It’s hard to remember how some songs were written. On these early tracks it was mostly Måns who came up with the general form, while we others had opinions on details I would say. This sounds like a song that was created in the sequencer rather than on the piano. It has som awkward seams between song parts, especially every time the intro comes back. It sounds like the song grinds to a halt.

Listening back to it now, my favourite part is the chorus (if you can call it that) when the the drum fills answer Måns vocals. I find it rather groovy for being Art Fact! Also Måns bluesy slides on some notes in the verse are nice, and quite typical.

We often had trouble coming up with a middle-8 part, and in many songs we would just do a drum break or something without new chords or melodies. Here we at least came up with some new weird bass notes and something similar to an arpeggio with a filter sweep, but I wonder if the song wouldn’t have been better if we just cut that part out.

This song was clearly all produced using the Yamaha V50, its sound is very distinctive. All synth sounds are very dry. I don’t think the V50 had any onboard effects, and it doesn’t sound like we added any later. Since there is only one vocal, I guess we only used 3 of the 4 tracks available in the Tascam Porta 05. That’s minimal!

Listen on Spotify!

A song a week #7: Dig A Hole For Me

Anders outside our "studio" in the school Måns and Olle went to.
Anders outside our “studio” in the school Måns and Olle went to.

Oh boy.

This is quite akward. This song is really, really hard to listen to, since it really shows how young and silly we were. This is almost a novelty song, with stupid jokes and laughs throughout. If you can take listening to it, some of the details below might be interesting.

The bass line is the “fantastic” Yamaha PSR-70, the first machine Anders owned (I think) and I would borrow it, use the built-in very simple sequencer to write songs, and sometimes it would be impossible to find replacement sounds when we actually wanted to record the song. This bass sound is actually quite cool, I like it. The “strings” are also PSR-70 I believe! Other than PSR-70, the drums and sound effects are Roland D-20, and the bridge lead is most likely from Olle’s Casio CZ-101.

The lyrics are stupid. Something about wanting to die, but clearly not very serious, regardless of the message. The only part of the lyrics I like now are in the intro: “I searched for hours, days and for weeks. I know now my search was in vain.”

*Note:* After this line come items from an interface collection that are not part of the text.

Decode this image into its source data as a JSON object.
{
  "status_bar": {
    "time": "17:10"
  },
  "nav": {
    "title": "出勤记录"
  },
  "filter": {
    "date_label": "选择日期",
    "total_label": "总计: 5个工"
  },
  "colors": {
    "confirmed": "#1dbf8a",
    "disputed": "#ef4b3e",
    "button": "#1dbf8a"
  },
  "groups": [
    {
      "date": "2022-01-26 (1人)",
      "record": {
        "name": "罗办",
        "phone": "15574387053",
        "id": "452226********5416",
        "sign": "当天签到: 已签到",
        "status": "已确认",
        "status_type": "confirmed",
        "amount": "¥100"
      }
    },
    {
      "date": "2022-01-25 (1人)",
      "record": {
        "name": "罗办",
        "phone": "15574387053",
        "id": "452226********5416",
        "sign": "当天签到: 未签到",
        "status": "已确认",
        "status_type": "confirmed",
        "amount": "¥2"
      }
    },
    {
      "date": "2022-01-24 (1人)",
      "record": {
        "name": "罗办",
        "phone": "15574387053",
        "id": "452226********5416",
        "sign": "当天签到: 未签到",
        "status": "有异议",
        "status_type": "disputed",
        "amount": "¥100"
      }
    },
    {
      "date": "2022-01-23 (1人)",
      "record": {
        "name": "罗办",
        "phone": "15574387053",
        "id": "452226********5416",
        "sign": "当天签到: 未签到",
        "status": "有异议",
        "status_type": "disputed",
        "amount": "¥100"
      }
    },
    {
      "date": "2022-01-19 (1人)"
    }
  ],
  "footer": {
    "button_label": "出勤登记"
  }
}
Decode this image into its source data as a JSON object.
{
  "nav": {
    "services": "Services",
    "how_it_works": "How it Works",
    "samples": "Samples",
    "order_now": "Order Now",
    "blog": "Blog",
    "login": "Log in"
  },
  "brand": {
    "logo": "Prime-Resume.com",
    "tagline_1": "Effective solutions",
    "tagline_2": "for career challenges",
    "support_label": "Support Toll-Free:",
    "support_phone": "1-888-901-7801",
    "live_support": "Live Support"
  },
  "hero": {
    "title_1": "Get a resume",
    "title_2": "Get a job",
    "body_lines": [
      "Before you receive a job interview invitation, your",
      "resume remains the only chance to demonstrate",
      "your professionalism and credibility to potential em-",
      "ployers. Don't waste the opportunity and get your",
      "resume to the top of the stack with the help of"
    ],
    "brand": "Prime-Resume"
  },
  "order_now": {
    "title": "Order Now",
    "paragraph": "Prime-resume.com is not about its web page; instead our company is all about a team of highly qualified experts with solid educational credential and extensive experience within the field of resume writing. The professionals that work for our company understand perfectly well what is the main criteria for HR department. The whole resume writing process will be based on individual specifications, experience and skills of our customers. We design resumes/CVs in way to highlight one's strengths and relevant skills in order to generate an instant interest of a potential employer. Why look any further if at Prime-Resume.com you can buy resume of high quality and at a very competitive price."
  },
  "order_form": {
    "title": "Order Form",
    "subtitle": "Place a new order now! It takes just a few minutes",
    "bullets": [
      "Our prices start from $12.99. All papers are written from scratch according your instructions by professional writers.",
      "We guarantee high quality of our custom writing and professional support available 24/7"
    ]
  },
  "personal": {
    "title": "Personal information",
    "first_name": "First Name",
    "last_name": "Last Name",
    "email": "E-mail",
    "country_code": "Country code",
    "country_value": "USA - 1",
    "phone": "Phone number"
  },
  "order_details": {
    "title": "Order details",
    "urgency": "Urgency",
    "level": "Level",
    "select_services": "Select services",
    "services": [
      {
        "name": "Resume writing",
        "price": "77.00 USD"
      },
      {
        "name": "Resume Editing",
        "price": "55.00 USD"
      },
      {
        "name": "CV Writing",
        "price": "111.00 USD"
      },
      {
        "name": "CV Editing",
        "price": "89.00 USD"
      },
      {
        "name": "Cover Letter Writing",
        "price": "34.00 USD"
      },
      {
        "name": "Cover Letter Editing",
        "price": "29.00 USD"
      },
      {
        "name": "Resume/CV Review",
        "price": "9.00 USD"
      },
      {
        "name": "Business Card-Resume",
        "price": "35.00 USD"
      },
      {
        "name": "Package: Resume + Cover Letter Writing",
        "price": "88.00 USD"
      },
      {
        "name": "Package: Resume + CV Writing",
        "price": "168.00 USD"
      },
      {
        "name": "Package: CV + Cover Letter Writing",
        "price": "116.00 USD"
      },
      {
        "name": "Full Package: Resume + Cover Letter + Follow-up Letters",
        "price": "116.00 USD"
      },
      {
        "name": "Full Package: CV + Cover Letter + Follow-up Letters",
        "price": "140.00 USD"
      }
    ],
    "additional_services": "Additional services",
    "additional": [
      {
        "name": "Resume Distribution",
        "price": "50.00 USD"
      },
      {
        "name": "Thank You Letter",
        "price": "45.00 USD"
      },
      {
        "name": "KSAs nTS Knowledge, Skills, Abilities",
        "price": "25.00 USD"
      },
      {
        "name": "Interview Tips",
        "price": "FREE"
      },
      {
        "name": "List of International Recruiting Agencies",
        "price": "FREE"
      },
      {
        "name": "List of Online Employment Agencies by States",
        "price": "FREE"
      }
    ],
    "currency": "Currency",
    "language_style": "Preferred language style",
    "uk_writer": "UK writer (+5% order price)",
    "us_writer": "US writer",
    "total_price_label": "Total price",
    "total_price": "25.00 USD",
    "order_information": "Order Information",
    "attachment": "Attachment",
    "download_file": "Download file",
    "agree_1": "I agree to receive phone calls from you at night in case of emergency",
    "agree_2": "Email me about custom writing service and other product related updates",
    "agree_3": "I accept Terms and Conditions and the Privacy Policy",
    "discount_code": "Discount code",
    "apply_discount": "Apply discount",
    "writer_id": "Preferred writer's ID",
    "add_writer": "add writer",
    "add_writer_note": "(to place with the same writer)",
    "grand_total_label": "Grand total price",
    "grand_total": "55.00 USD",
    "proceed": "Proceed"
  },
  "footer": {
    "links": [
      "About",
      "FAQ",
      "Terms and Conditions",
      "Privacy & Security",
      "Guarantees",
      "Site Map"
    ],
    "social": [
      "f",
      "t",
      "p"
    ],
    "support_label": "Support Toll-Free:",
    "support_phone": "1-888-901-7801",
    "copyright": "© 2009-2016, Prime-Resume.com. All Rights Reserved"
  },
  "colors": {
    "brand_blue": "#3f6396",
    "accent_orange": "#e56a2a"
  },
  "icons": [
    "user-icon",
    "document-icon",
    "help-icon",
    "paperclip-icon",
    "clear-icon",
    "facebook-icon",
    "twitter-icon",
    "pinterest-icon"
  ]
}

The vocals are good, as usual on In Fact. It’s easy to hear now why listeners were impressed by my vocals, as I had a very clear and distinct voice, being schooled in choir and opera. I think all of the backing vocals on this track are improvised during the recording, which is quite impressive, at least in the intro where it works quite well, even with the weird screaming at the very top.

OK, let’s stop this now. Next week we’ve got one of the best tracks from In Fact (at least in my opinion) so I’m looking forward to reading Anders’ writeup of that instead of this nonsense song.